Saudi Arabia expressed “regret and pain” over the killing of journalist Jamal Khashoggi and asserted its commitment to achieving the “highest possible standards” in human rights in the country as it was grilled by countries at the UN on Monday over the brutal murder.
The public debate at the UN Human Rights Council in Geneva came just over a month after the royal insider-turned-critic was murdered in the Saudi consulate in Istanbul.
Confirming that an investigation is still on-going into the death of Khashoggi, who was last seen entering the Saudi consulate in Istanbul on October 2, President of Saudi Arabia’s Human Rights Commission Bandar bin Mohammed Al-Aiban during a scheduled review session told member states that King Salman bin Abdulaziz had personally initiated the probe.
Following Al-Aiban’s comments, 40 Member States appealed to Saudi Arabia to find out what had happened to Khashoggi, many also calling for reform to the Kingdom’s freedom of expression laws.
Saudi Arabia is facing a torrent of international condemnation over the killing of Khashoggi.
Al-Aiban’s comments came as a Turkish official charged Monday that Saudi Arabia had sent experts to Turkey to cover up the journalist’s murder before allowing Turkish police in to search the consulate.
During the review session, around 10 countries also expressed concern about the ongoing conflict and humanitarian crisis in Yemen, where Saudi Arabia has faced criticism for coordinating air strikes which have killed civilians.
The Coalition forces are doing their best to spare civilians, particularly women and children, civilian sites, and infrastructure as a side-effect of the armed conflict, Al-Aiban said, adding that Saudi communities near the border with Yemen continue to come under attack from the rebel Houthi movement’s militia.
Amid concerns over freedom of expression in Saudi Arabia, the Saudi representative insisted that it was a guaranteed right, before noting the launch of many multilingual television and radio channels as evidence of people’s right to express their opinions.

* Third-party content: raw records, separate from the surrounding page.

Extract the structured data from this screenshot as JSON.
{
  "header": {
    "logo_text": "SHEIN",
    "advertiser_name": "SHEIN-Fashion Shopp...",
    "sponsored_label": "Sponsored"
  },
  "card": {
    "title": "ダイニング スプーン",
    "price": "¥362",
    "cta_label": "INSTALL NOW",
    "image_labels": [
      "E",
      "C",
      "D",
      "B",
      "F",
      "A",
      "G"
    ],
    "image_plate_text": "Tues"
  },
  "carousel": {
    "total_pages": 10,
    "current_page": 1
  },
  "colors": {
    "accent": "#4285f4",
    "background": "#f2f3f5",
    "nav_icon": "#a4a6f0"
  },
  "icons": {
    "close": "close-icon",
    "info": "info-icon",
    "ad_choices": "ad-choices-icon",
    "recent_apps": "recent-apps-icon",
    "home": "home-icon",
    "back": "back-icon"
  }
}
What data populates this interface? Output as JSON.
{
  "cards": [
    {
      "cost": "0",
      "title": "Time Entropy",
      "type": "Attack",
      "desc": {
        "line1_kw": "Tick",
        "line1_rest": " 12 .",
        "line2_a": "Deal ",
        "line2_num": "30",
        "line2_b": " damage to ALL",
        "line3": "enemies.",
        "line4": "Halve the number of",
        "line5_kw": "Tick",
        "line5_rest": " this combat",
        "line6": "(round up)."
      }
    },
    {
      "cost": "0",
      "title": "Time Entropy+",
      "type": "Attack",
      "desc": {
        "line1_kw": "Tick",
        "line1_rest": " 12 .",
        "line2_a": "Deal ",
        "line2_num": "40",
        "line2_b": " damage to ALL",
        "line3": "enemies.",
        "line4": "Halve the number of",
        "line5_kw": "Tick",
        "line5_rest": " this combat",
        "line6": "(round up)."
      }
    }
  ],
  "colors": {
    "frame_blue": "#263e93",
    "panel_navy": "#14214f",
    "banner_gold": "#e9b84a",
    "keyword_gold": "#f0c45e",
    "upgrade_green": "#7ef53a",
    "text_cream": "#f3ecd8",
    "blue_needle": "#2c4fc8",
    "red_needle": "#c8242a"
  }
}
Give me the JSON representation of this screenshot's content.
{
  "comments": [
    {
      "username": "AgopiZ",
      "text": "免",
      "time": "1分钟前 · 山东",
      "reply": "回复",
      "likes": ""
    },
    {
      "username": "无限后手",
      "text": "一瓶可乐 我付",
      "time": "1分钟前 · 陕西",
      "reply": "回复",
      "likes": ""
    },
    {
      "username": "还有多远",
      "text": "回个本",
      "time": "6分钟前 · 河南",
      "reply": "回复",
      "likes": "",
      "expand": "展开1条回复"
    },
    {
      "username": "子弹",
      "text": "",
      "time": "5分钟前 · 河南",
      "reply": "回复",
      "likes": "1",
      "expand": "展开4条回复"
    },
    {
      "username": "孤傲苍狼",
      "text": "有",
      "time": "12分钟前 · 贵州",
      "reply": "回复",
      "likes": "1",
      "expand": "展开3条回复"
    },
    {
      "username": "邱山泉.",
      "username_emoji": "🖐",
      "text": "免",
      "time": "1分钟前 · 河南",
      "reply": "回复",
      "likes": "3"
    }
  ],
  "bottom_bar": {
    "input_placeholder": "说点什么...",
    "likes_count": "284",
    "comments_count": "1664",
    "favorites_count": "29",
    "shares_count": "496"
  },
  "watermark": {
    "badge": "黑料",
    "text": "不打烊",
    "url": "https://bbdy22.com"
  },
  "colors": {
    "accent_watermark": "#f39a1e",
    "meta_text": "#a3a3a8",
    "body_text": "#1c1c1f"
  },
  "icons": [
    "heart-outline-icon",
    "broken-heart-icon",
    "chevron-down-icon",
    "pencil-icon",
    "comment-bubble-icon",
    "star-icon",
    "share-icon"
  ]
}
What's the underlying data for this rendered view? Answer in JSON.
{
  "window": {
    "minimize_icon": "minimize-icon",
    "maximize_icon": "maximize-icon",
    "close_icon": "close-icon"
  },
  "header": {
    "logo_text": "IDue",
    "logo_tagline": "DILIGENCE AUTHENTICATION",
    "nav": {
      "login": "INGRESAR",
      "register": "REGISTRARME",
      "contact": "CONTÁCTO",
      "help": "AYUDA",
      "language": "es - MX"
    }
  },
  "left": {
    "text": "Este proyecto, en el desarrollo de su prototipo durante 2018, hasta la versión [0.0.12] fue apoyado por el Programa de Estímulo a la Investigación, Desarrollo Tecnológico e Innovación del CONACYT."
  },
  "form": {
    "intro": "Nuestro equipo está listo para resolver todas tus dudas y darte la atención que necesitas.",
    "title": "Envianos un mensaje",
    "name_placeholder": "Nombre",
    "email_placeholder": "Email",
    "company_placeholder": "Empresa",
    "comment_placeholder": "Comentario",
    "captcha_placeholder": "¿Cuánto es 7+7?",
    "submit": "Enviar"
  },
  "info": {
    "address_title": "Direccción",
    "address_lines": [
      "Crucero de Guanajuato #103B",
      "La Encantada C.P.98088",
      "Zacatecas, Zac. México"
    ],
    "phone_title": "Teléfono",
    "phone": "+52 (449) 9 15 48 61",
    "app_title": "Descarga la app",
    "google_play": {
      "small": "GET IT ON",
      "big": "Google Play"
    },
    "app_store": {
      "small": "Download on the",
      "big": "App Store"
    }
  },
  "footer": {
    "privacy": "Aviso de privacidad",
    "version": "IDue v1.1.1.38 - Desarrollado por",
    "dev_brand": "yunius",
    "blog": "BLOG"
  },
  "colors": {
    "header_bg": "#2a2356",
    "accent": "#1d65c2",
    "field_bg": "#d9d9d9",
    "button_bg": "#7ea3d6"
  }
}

Specifically, it urged Saudi Arabia to more clearly define what constituted terrorism in law, so as not to criminalize expression, association or peaceful assembly.